The reaction to the proposal in the Republican ranks is not a new debate. For years there has been a difference of opinion on whether to use tax credits or tax deductions to  provide support for a new market oriented health care system. Part of this debate is also the typical, my strategy is better than your strategy discussion, familiar to many over the past five years.

For many reasons the House wants to pass this legislation so that the Senate can take it up before the April recess. Thus they are moving with all due speed right now. One has to take into account that the core of these ideas has been discussed over the last seven years by House Republicans and was the subject of serious discussion last year when the House developed its Better Way agenda. These ideas are not a shock to anyone. 

The reconciliation bills reported out of the Ways and Means Committee and the Energy and Commerce Committee this past week will be compiled by the House Budget Committee and reported out next week for floor action the week of March 20th. During this period, President Trump and the House leadership will be working with members to put together the 216 (there are only 431 sitting members of the House right now) votes needed to pass the reconciliation legislation. 
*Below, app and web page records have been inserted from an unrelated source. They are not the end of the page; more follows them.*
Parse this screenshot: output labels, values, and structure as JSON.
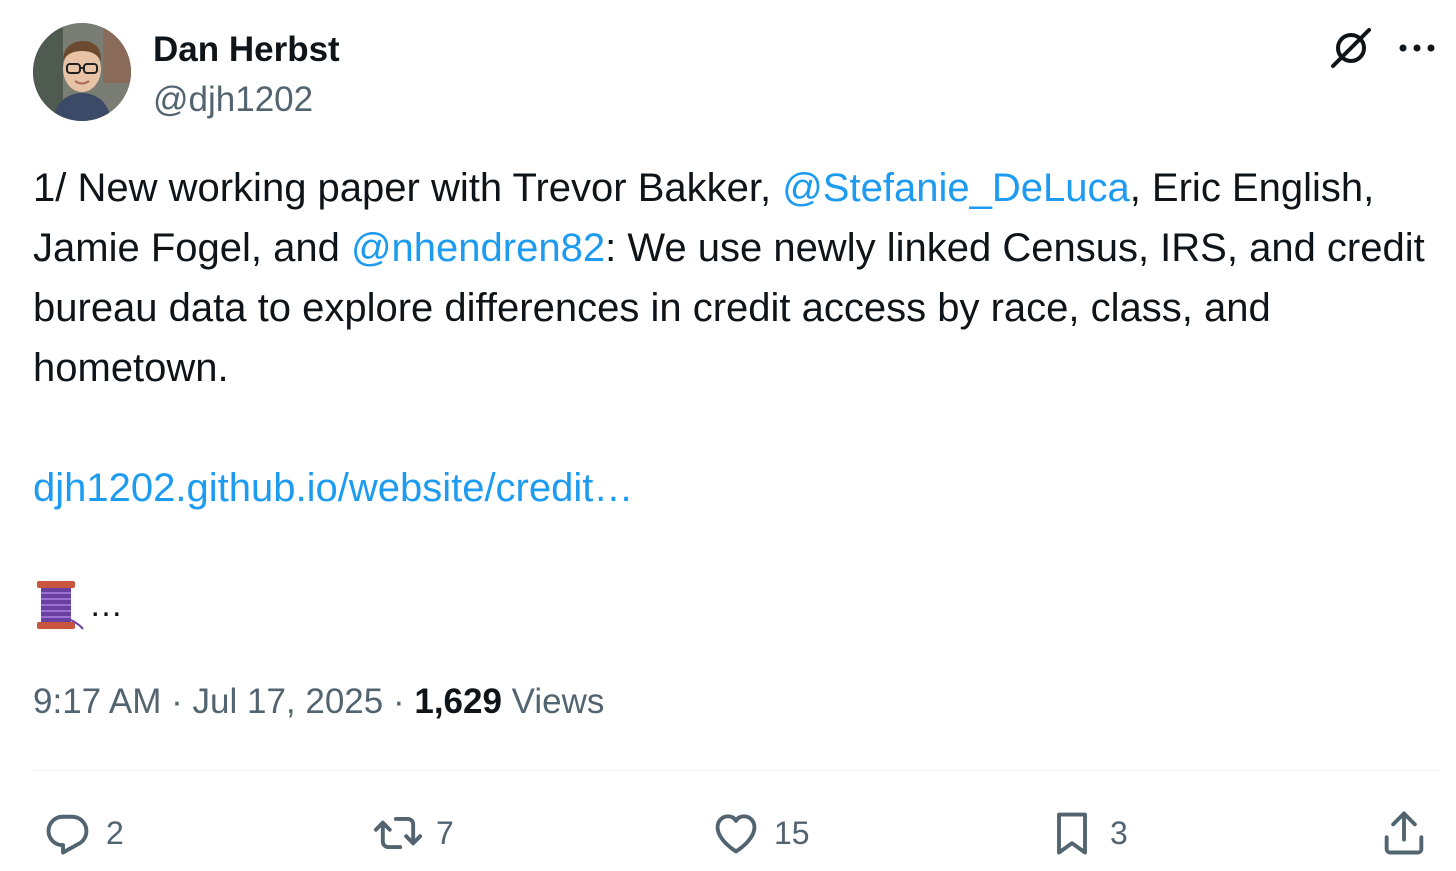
{
  "author": {
    "name": "Dan Herbst",
    "handle": "@djh1202"
  },
  "tweet": {
    "intro": "1/ New working paper with Trevor Bakker, ",
    "mention1": "@Stefanie_DeLuca",
    "mid1": ", Eric English, Jamie Fogel, and ",
    "mention2": "@nhendren82",
    "mid2": ": We use newly linked Census, IRS, and credit bureau data to explore differences in credit access by race, class, and hometown.",
    "link": "djh1202.github.io/website/credit…",
    "thread_emoji": "spool-of-thread",
    "thread_suffix": "…"
  },
  "meta": {
    "time": "9:17 AM",
    "separator1": " · ",
    "date": "Jul 17, 2025",
    "separator2": " · ",
    "views_count": "1,629",
    "views_label": " Views"
  },
  "actions": {
    "replies": "2",
    "retweets": "7",
    "likes": "15",
    "bookmarks": "3"
  },
  "icons": {
    "top_right": [
      "grok-icon",
      "more-icon"
    ],
    "actions": [
      "reply-icon",
      "retweet-icon",
      "like-icon",
      "bookmark-icon",
      "share-icon"
    ]
  },
  "colors": {
    "link": "#1d9bf0",
    "text": "#0f1419",
    "secondary": "#536471"
  }
}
Some people have asked why the House can't just repeal the ACA in one reconciliation bill.  The reason is two-fold: 

First, and foremost, the ACA was passed as two bills in 2010. One was a reconciliation bill and the other was passed under regular order in the Senate and then that Senate bill was passed by the House. This was not a reconciliation bill and contained the legislative language that had little or no direct budgetary effect.

Second, some language proposed to be repealed produces a change in outlays or revenues which is merely incidental to the non-budgetary components of the provision which violates the Byrd rule.

It is clear that House Republicans opposed to the reported reconciliation bill hope to find a way to help pass the legislation. Whether there is a path to success remains to be seen. 

This is President Trump's "Reagan" moment. In 1981 President Reagan was the critical person in gathering the votes to pass the Reconciliation legislation and the tax reform bill. Now President Trump is presented with the same sort of challenge that President Reagan faced in 1981. 

The next three weeks could well determine if the Trump Administration and their Republican partners in the House and the Senate will be building on success or trying to crawl out from the debris of legislative failure.